they were asking. “Are you sure you want to do this?”
I just turned to them and told them softly that all she needed was some kindness
and understanding. “She wants to know that we love her,” I told them. “She needs
to know that we care about her. She’s going to get technical excellence, but that’s
not what she’s thinking about right now. Right now she is scared. The way for us
to get her through this is to be calm and sweet and caring, and use sedation as
we planned. We’ll do what we know how to do. We will get her through it, and tomorrow
she’ll think we hung the moon. That’s what we are going to do; it’s the same thing
we’ve done for 30 years.”
They said, "Oh, we can do that," and we did.
Where he learned what he
has put into practice
Bachelor of Arts, Univ. of Wisconsin, Madison.
Doctor of Dental Surgery, Northwestern University, Chicago.
USAF General dentist, North Dakota and Guam

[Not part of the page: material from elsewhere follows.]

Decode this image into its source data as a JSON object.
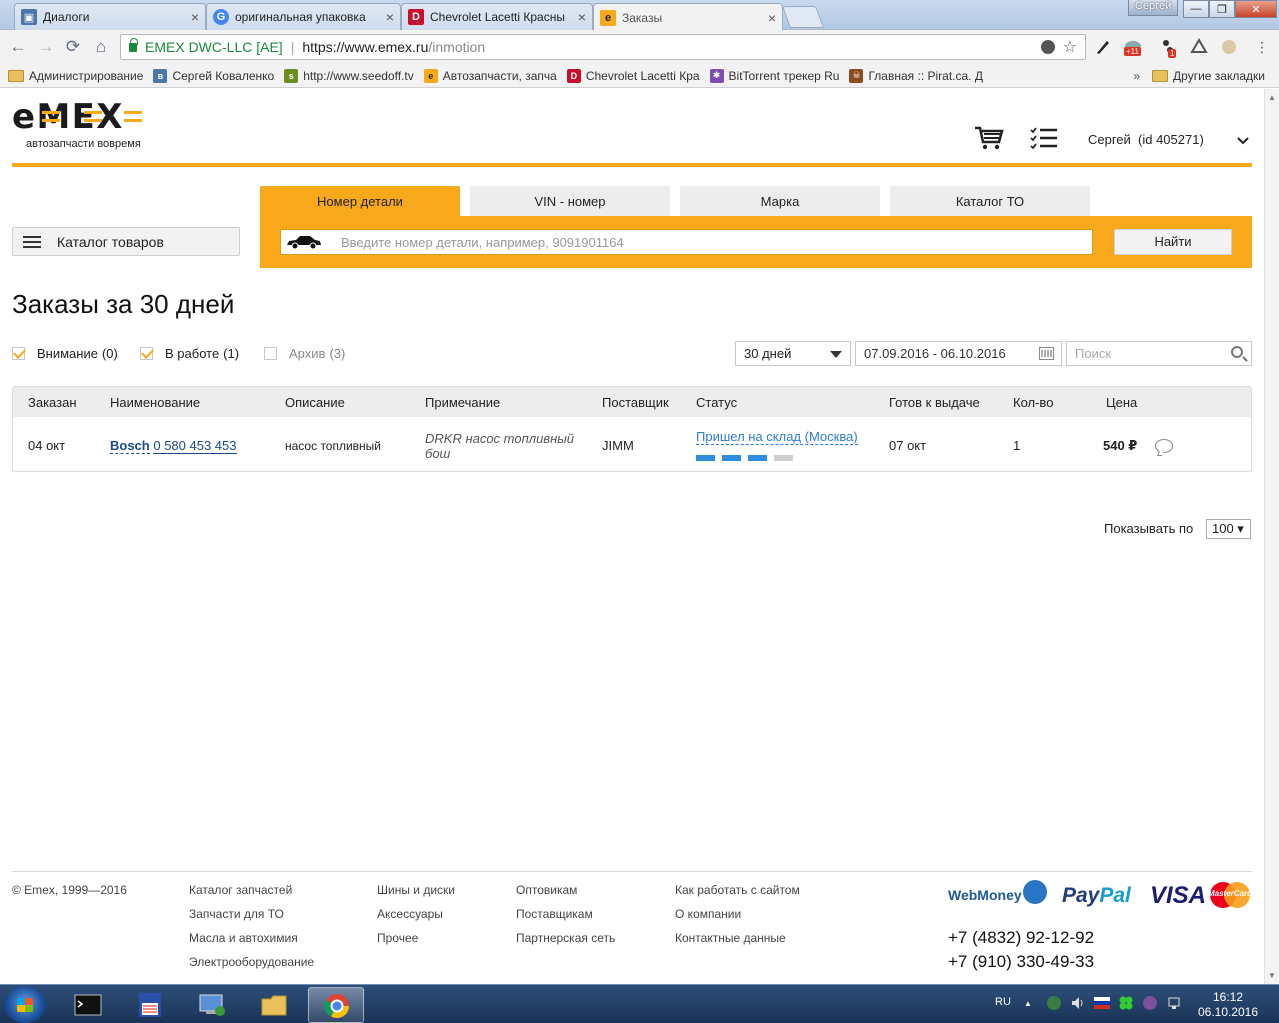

Master of Science in Dentistry and Certificate of Specialization in Periodontics,
Boston University School of Graduate Dentistry, Summer rotation in Anesthesia, Cambridge
Clinical Instructor in Periodontics, Dental Hygiene Expanded functions Program,
University of Arizona.
Private practice of Periodontics, Tucson
Dental implant training
Diplomate American Board of Periodontology
Diplomate International Congress of Oral Implantology